Maybe your social circle has never been bigger and never been stronger. But you’re bothered by one thing: all your friends look great without plastic surgery and you’re thinking about getting work done. Now, before we go any further we should probably make a few things clear:
- I’m not suggesting that somehow everybody should get plastic surgery
- Jealousy in general can be toxic for good friendships (rivalry is something else—but too many friendships between women are portrayed as competitive rather than supportive)
- I’m not talking just about women
What Should You Do if Your Friends Look Great Without Surgery?
We’re used to thinking about plastic surgery as a way of combating one’s own insecurities. Usually it’s more about trying to get your body to line up with your body image. In any case, plastic surgery can be complicated—and that can lead to some pretty complex feelings when you’re thinking about a procedure—but all your friends look great without plastic surgery.
It’s Not a Competition
First and foremost, it’s important to remember that it’s not a competition. If you feel like you’d be more confident with a different nose shape, that’s one thing. If you feel like your friends are shaming your current nose shape, that’s another (and your friends are kind of crummy).
During your consultation with a plastic surgeon, you’ll probably spend a fair bit of time discussing your motivations for surgery, ensuring they’re coming from a place of genuine desire.
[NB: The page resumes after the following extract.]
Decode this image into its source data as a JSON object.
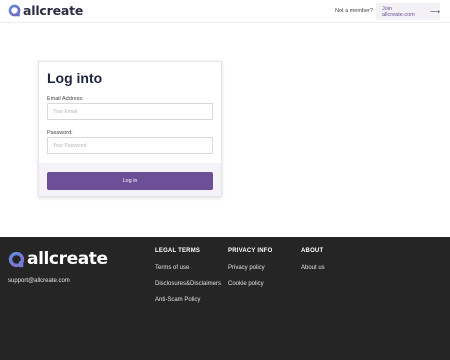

Most surgeons want to make sure you aren’t acting due to outside pressure, in other words.
So the best thing you can do, really, is to focus on yourself. Focus on what you want, on what’s going to make you feel confident. Let everything else fall by the wayside. And that’s true whether you want a facelift or a tummy tuck. It’s about you, not about anyone else (even people as awesome as your friends).
Cosmetic Surgery vs. Plastic Surgery
First and foremost, we can talk about the differences between cosmetic and plastic surgery. Because it’s quite possible that while your friends haven’t undergone any plastic surgery procedure, they have gotten some cosmetic surgery done. Cosmetic surgery, essentially, is shorthand for noninvasive (usually non surgical) procedure: Botox, Juvederm, Kybella, Coolsculpting, you name it.
There are definite advantages to these procedures:
- They’re difficult to spot: Cosmetic procedures will often generate tangible but subtle results
- They don’t interfere with your daily life: In most cases, cosmetic procedures can be done relatively quickly (even over your lunchbreak)
- Easy recovery: With the exception of a few procedures (such as laser energy treatments), most patients are able to return to work or, you know, life almost immediately after their procedures.
It’s entirely possible that your friends have been getting cosmetic procedures all this time without your knowledge (remember, though, you should keep your focus on you). And this brings up another interesting question: if your friends can get results with cosmetic surgery—with Botox and Juvederm injections—why can’t you do that instead of plastic surgery?
Choose Your Own Adventure
That’s not an uncommon train of thought. The answer to that question will depend on what you want to get out of the deal. Botox and Juvederm are designed to treat specific types of wrinkles and lines. Where as a facelife is performed in order to eliminate excess tissue and provide results across the entire face.
Results from surgery are usually much more bold, noticeable, and comprehensive than results from any type of cosmetic procedure. For some patients, that’s going to be perfect. For other patients, a more subtle approach might be called for.
The best way to find out is to talk to a surgeon or visit a medspa and talk to a surgeon.
Focus on Yourself
There’s a very human tendency to hold yourself in comparison to someone else. Dave doesn’t have wrinkles and I do. Jane as fewer gray hairs than I do. That kind of thing. Everyone does it. The trick is not to let it guide your decisions, especially when it comes to something permanent, such as plastic surgery.
The only way to get around that is to focus on yourself. If all of your friends look great without plastic surgery, that’s an entirely different topic than your own procedure. You’ll make the best decisions when you successfully keep them separate (well, as separate as you can).
The most important thing is that you feel comfortable and confident in your own skin—however that’s accomplished! That’s something you and your friends can get behind.